▶ **What is expected**:
Line by line, print the records exactly as they are, dropping the pictures.

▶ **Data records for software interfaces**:
————
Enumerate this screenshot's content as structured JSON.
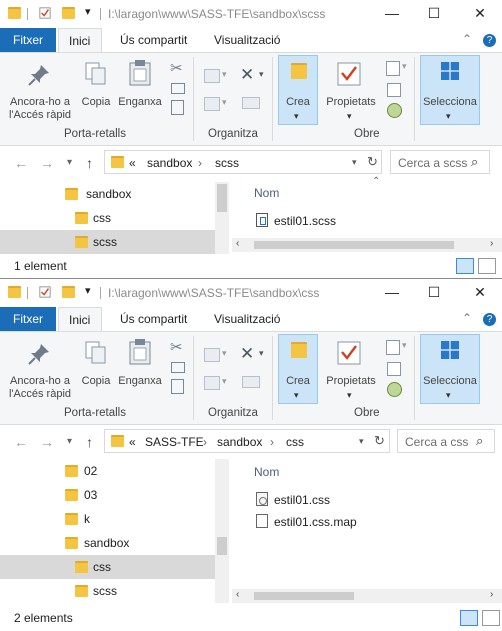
{
  "windows": [
    {
      "title": "I:\\laragon\\www\\SASS-TFE\\sandbox\\scss",
      "tabs": [
        "Fitxer",
        "Inici",
        "Ús compartit",
        "Visualització"
      ],
      "ribbon": {
        "pin_label": "Ancora-ho a l'Accés ràpid",
        "copy_label": "Copia",
        "paste_label": "Enganxa",
        "clipboard_group": "Porta-retalls",
        "organize_group": "Organitza",
        "new_label": "Crea",
        "properties_label": "Propietats",
        "open_group": "Obre",
        "select_label": "Selecciona"
      },
      "address": {
        "overflow": "«",
        "crumbs": [
          "sandbox",
          "scss"
        ]
      },
      "search_placeholder": "Cerca a scss",
      "tree": [
        {
          "label": "sandbox",
          "selected": false
        },
        {
          "label": "css",
          "selected": false
        },
        {
          "label": "scss",
          "selected": true
        }
      ],
      "column_name": "Nom",
      "files": [
        {
          "name": "estil01.scss",
          "icon": "sass-file-icon"
        }
      ],
      "status": "1 element"
    },
    {
      "title": "I:\\laragon\\www\\SASS-TFE\\sandbox\\css",
      "tabs": [
        "Fitxer",
        "Inici",
        "Ús compartit",
        "Visualització"
      ],
      "ribbon": {
        "pin_label": "Ancora-ho a l'Accés ràpid",
        "copy_label": "Copia",
        "paste_label": "Enganxa",
        "clipboard_group": "Porta-retalls",
        "organize_group": "Organitza",
        "new_label": "Crea",
        "properties_label": "Propietats",
        "open_group": "Obre",
        "select_label": "Selecciona"
      },
      "address": {
        "overflow": "«",
        "crumbs": [
          "SASS-TFE",
          "sandbox",
          "css"
        ]
      },
      "search_placeholder": "Cerca a css",
      "tree": [
        {
          "label": "02",
          "selected": false
        },
        {
          "label": "03",
          "selected": false
        },
        {
          "label": "k",
          "selected": false
        },
        {
          "label": "sandbox",
          "selected": false
        },
        {
          "label": "css",
          "selected": true
        },
        {
          "label": "scss",
          "selected": false
        }
      ],
      "column_name": "Nom",
      "files": [
        {
          "name": "estil01.css",
          "icon": "css-file-icon"
        },
        {
          "name": "estil01.css.map",
          "icon": "file-icon"
        }
      ],
      "status": "2 elements"
    }
  ],
  "colors": {
    "file_tab": "#1c6db8",
    "selection": "#cce4f7",
    "folder": "#f4c542",
    "tree_selected": "#d9d9d9"
  },
  "icons": {
    "minimize": "minimize-icon",
    "maximize": "maximize-icon",
    "close": "close-icon",
    "back": "arrow-left-icon",
    "forward": "arrow-right-icon",
    "up": "arrow-up-icon",
    "refresh": "refresh-icon",
    "search": "search-icon",
    "help": "help-icon",
    "ribbon_toggle": "chevron-up-icon"
  }
}
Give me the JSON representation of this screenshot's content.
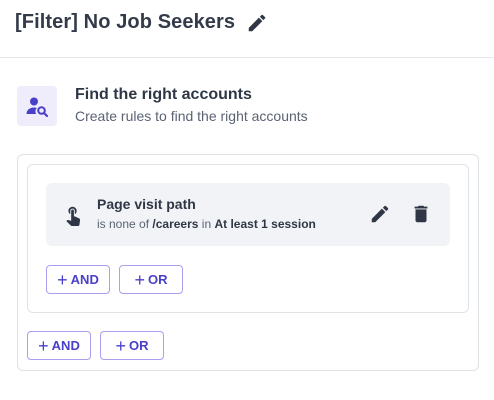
{
  "header": {
    "title": "[Filter] No Job Seekers",
    "edit_icon": "pencil-icon"
  },
  "section": {
    "icon": "user-search-icon",
    "title": "Find the right accounts",
    "subtitle": "Create rules to find the right accounts"
  },
  "rule": {
    "icon": "pointer-hand-icon",
    "title": "Page visit path",
    "desc_prefix": "is none of",
    "desc_value": "/careers",
    "desc_mid": "in",
    "desc_scope": "At least 1 session",
    "edit_icon": "pencil-icon",
    "delete_icon": "trash-icon"
  },
  "inner_buttons": {
    "and_label": "AND",
    "or_label": "OR"
  },
  "outer_buttons": {
    "and_label": "AND",
    "or_label": "OR"
  },
  "colors": {
    "accent": "#4a3fc9",
    "accent_border": "#a99ff0",
    "icon_bg": "#efedfb",
    "rule_bg": "#f2f3f6"
  }
}
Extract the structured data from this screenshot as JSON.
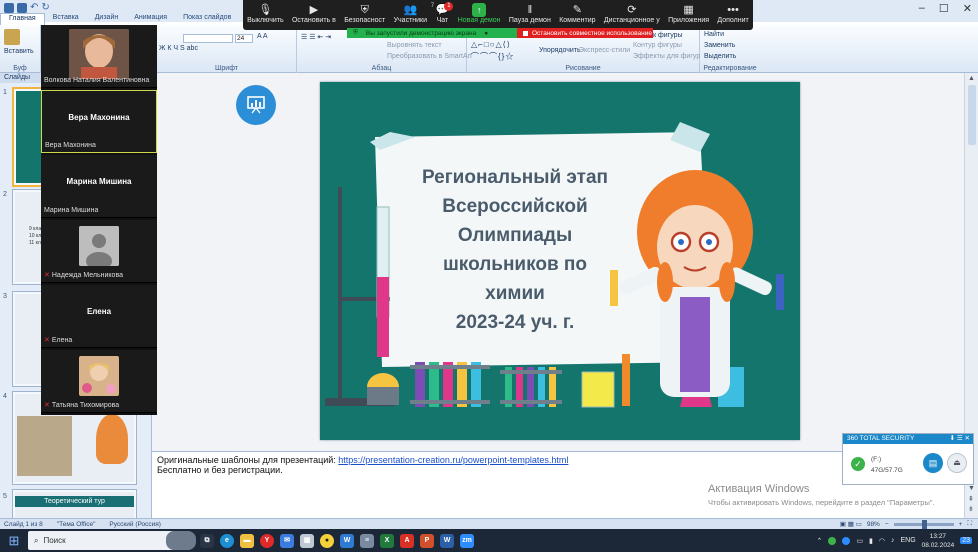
{
  "ppt": {
    "tabs": [
      "Главная",
      "Вставка",
      "Дизайн",
      "Анимация",
      "Показ слайдов"
    ],
    "ribbon": {
      "paste": "Вставить",
      "clipboard": "Буф",
      "font_group": "Шрифт",
      "font_size": "24",
      "paragraph_group": "Абзац",
      "align_text": "Выровнять текст",
      "convert_smartart": "Преобразовать в SmartArt",
      "arrange": "Упорядочить",
      "express_styles": "Экспресс-стили",
      "drawing_group": "Рисование",
      "shape_fill": "к фигуры",
      "shape_outline": "Контур фигуры",
      "shape_effects": "Эффекты для фигур",
      "find": "Найти",
      "replace": "Заменить",
      "select": "Выделить",
      "editing_group": "Редактирование"
    },
    "slides_pane_label": "Слайды",
    "thumb_numbers": [
      "1",
      "2",
      "3",
      "4",
      "5"
    ],
    "thumb_bullets": [
      "9 клас",
      "10 кла",
      "11 кла"
    ],
    "thumb5_title": "Теоретический тур",
    "notes_line1": "Оригинальные шаблоны для презентаций: ",
    "notes_link": "https://presentation-creation.ru/powerpoint-templates.html",
    "notes_line2": "Бесплатно и без регистрации.",
    "status": {
      "slide": "Слайд 1 из 8",
      "theme": "\"Тема Office\"",
      "language": "Русский (Россия)",
      "zoom": "98%"
    }
  },
  "slide": {
    "title_lines": [
      "Региональный этап",
      "Всероссийской",
      "Олимпиады",
      "школьников по",
      "химии",
      "2023-24 уч. г."
    ]
  },
  "zoom": {
    "toolbar": [
      {
        "label": "Выключить",
        "icon": "microphone-icon"
      },
      {
        "label": "Остановить в",
        "icon": "video-camera-icon"
      },
      {
        "label": "Безопасност",
        "icon": "shield-icon"
      },
      {
        "label": "Участники",
        "icon": "participants-icon",
        "count": "7"
      },
      {
        "label": "Чат",
        "icon": "chat-icon",
        "badge": "1"
      },
      {
        "label": "Новая демон",
        "icon": "share-screen-icon"
      },
      {
        "label": "Пауза демон",
        "icon": "pause-icon"
      },
      {
        "label": "Комментир",
        "icon": "annotate-pen-icon"
      },
      {
        "label": "Дистанционное у",
        "icon": "remote-control-icon"
      },
      {
        "label": "Приложения",
        "icon": "apps-icon"
      },
      {
        "label": "Дополнит",
        "icon": "more-icon"
      }
    ],
    "share_notice": "Вы запустили демонстрацию экрана",
    "stop_share": "Остановить совместное использование",
    "participants": [
      {
        "name": "Волкова Наталия Валентиновна",
        "big": "",
        "muted": false,
        "photo": "woman-photo"
      },
      {
        "name": "Вера Махонина",
        "big": "Вера Махонина",
        "muted": false,
        "photo": ""
      },
      {
        "name": "Марина Мишина",
        "big": "Марина Мишина",
        "muted": false,
        "photo": ""
      },
      {
        "name": "Надежда Мельникова",
        "big": "",
        "muted": true,
        "photo": "avatar-placeholder"
      },
      {
        "name": "Елена",
        "big": "Елена",
        "muted": true,
        "photo": ""
      },
      {
        "name": "Татьяна Тихомирова",
        "big": "",
        "muted": true,
        "photo": "woman-flowers-photo"
      }
    ]
  },
  "security": {
    "title": "360 TOTAL SECURITY",
    "drive": "(F:)",
    "usage": "47G/57.7G"
  },
  "activation": {
    "title": "Активация Windows",
    "subtitle": "Чтобы активировать Windows, перейдите в раздел \"Параметры\"."
  },
  "taskbar": {
    "search": "Поиск",
    "lang": "ENG",
    "time": "13:27",
    "date": "08.02.2024",
    "notif": "23"
  },
  "colors": {
    "slide_teal": "#14756c",
    "zoom_green": "#22b14c",
    "zoom_red": "#e02020",
    "ribbon_blue": "#dbe7f5"
  }
}
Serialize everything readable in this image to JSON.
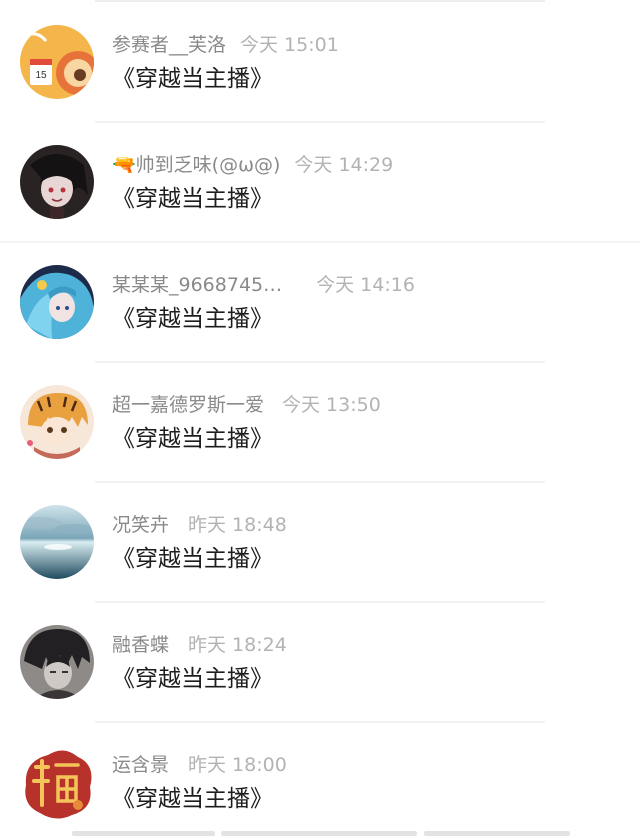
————
▶ **Response area**:
Enumerate this screenshot's content as structured JSON.
{
  "windows": [
    {
      "title": "I:\\laragon\\www\\SASS-TFE\\sandbox\\scss",
      "tabs": [
        "Fitxer",
        "Inici",
        "Ús compartit",
        "Visualització"
      ],
      "ribbon": {
        "pin_label": "Ancora-ho a l'Accés ràpid",
        "copy_label": "Copia",
        "paste_label": "Enganxa",
        "clipboard_group": "Porta-retalls",
        "organize_group": "Organitza",
        "new_label": "Crea",
        "properties_label": "Propietats",
        "open_group": "Obre",
        "select_label": "Selecciona"
      },
      "address": {
        "overflow": "«",
        "crumbs": [
          "sandbox",
          "scss"
        ]
      },
      "search_placeholder": "Cerca a scss",
      "tree": [
        {
          "label": "sandbox",
          "selected": false
        },
        {
          "label": "css",
          "selected": false
        },
        {
          "label": "scss",
          "selected": true
        }
      ],
      "column_name": "Nom",
      "files": [
        {
          "name": "estil01.scss",
          "icon": "sass-file-icon"
        }
      ],
      "status": "1 element"
    },
    {
      "title": "I:\\laragon\\www\\SASS-TFE\\sandbox\\css",
      "tabs": [
        "Fitxer",
        "Inici",
        "Ús compartit",
        "Visualització"
      ],
      "ribbon": {
        "pin_label": "Ancora-ho a l'Accés ràpid",
        "copy_label": "Copia",
        "paste_label": "Enganxa",
        "clipboard_group": "Porta-retalls",
        "organize_group": "Organitza",
        "new_label": "Crea",
        "properties_label": "Propietats",
        "open_group": "Obre",
        "select_label": "Selecciona"
      },
      "address": {
        "overflow": "«",
        "crumbs": [
          "SASS-TFE",
          "sandbox",
          "css"
        ]
      },
      "search_placeholder": "Cerca a css",
      "tree": [
        {
          "label": "02",
          "selected": false
        },
        {
          "label": "03",
          "selected": false
        },
        {
          "label": "k",
          "selected": false
        },
        {
          "label": "sandbox",
          "selected": false
        },
        {
          "label": "css",
          "selected": true
        },
        {
          "label": "scss",
          "selected": false
        }
      ],
      "column_name": "Nom",
      "files": [
        {
          "name": "estil01.css",
          "icon": "css-file-icon"
        },
        {
          "name": "estil01.css.map",
          "icon": "file-icon"
        }
      ],
      "status": "2 elements"
    }
  ],
  "colors": {
    "file_tab": "#1c6db8",
    "selection": "#cce4f7",
    "folder": "#f4c542",
    "tree_selected": "#d9d9d9"
  },
  "icons": {
    "minimize": "minimize-icon",
    "maximize": "maximize-icon",
    "close": "close-icon",
    "back": "arrow-left-icon",
    "forward": "arrow-right-icon",
    "up": "arrow-up-icon",
    "refresh": "refresh-icon",
    "search": "search-icon",
    "help": "help-icon",
    "ribbon_toggle": "chevron-up-icon"
  }
}
Give me the JSON representation of this screenshot's content.
{
  "header": {
    "title": "[Filter] No Job Seekers",
    "edit_icon": "pencil-icon"
  },
  "section": {
    "icon": "user-search-icon",
    "title": "Find the right accounts",
    "subtitle": "Create rules to find the right accounts"
  },
  "rule": {
    "icon": "pointer-hand-icon",
    "title": "Page visit path",
    "desc_prefix": "is none of",
    "desc_value": "/careers",
    "desc_mid": "in",
    "desc_scope": "At least 1 session",
    "edit_icon": "pencil-icon",
    "delete_icon": "trash-icon"
  },
  "inner_buttons": {
    "and_label": "AND",
    "or_label": "OR"
  },
  "outer_buttons": {
    "and_label": "AND",
    "or_label": "OR"
  },
  "colors": {
    "accent": "#4a3fc9",
    "accent_border": "#a99ff0",
    "icon_bg": "#efedfb",
    "rule_bg": "#f2f3f6"
  }
}
Extract the structured data from this screenshot as JSON.
{
  "ppt": {
    "tabs": [
      "Главная",
      "Вставка",
      "Дизайн",
      "Анимация",
      "Показ слайдов"
    ],
    "ribbon": {
      "paste": "Вставить",
      "clipboard": "Буф",
      "font_group": "Шрифт",
      "font_size": "24",
      "paragraph_group": "Абзац",
      "align_text": "Выровнять текст",
      "convert_smartart": "Преобразовать в SmartArt",
      "arrange": "Упорядочить",
      "express_styles": "Экспресс-стили",
      "drawing_group": "Рисование",
      "shape_fill": "к фигуры",
      "shape_outline": "Контур фигуры",
      "shape_effects": "Эффекты для фигур",
      "find": "Найти",
      "replace": "Заменить",
      "select": "Выделить",
      "editing_group": "Редактирование"
    },
    "slides_pane_label": "Слайды",
    "thumb_numbers": [
      "1",
      "2",
      "3",
      "4",
      "5"
    ],
    "thumb_bullets": [
      "9 клас",
      "10 кла",
      "11 кла"
    ],
    "thumb5_title": "Теоретический тур",
    "notes_line1": "Оригинальные шаблоны для презентаций: ",
    "notes_link": "https://presentation-creation.ru/powerpoint-templates.html",
    "notes_line2": "Бесплатно и без регистрации.",
    "status": {
      "slide": "Слайд 1 из 8",
      "theme": "\"Тема Office\"",
      "language": "Русский (Россия)",
      "zoom": "98%"
    }
  },
  "slide": {
    "title_lines": [
      "Региональный этап",
      "Всероссийской",
      "Олимпиады",
      "школьников по",
      "химии",
      "2023-24 уч. г."
    ]
  },
  "zoom": {
    "toolbar": [
      {
        "label": "Выключить",
        "icon": "microphone-icon"
      },
      {
        "label": "Остановить в",
        "icon": "video-camera-icon"
      },
      {
        "label": "Безопасност",
        "icon": "shield-icon"
      },
      {
        "label": "Участники",
        "icon": "participants-icon",
        "count": "7"
      },
      {
        "label": "Чат",
        "icon": "chat-icon",
        "badge": "1"
      },
      {
        "label": "Новая демон",
        "icon": "share-screen-icon"
      },
      {
        "label": "Пауза демон",
        "icon": "pause-icon"
      },
      {
        "label": "Комментир",
        "icon": "annotate-pen-icon"
      },
      {
        "label": "Дистанционное у",
        "icon": "remote-control-icon"
      },
      {
        "label": "Приложения",
        "icon": "apps-icon"
      },
      {
        "label": "Дополнит",
        "icon": "more-icon"
      }
    ],
    "share_notice": "Вы запустили демонстрацию экрана",
    "stop_share": "Остановить совместное использование",
    "participants": [
      {
        "name": "Волкова Наталия Валентиновна",
        "big": "",
        "muted": false,
        "photo": "woman-photo"
      },
      {
        "name": "Вера Махонина",
        "big": "Вера Махонина",
        "muted": false,
        "photo": ""
      },
      {
        "name": "Марина Мишина",
        "big": "Марина Мишина",
        "muted": false,
        "photo": ""
      },
      {
        "name": "Надежда Мельникова",
        "big": "",
        "muted": true,
        "photo": "avatar-placeholder"
      },
      {
        "name": "Елена",
        "big": "Елена",
        "muted": true,
        "photo": ""
      },
      {
        "name": "Татьяна Тихомирова",
        "big": "",
        "muted": true,
        "photo": "woman-flowers-photo"
      }
    ]
  },
  "security": {
    "title": "360 TOTAL SECURITY",
    "drive": "(F:)",
    "usage": "47G/57.7G"
  },
  "activation": {
    "title": "Активация Windows",
    "subtitle": "Чтобы активировать Windows, перейдите в раздел \"Параметры\"."
  },
  "taskbar": {
    "search": "Поиск",
    "lang": "ENG",
    "time": "13:27",
    "date": "08.02.2024",
    "notif": "23"
  },
  "colors": {
    "slide_teal": "#14756c",
    "zoom_green": "#22b14c",
    "zoom_red": "#e02020",
    "ribbon_blue": "#dbe7f5"
  }
}
Serialize everything readable in this image to JSON.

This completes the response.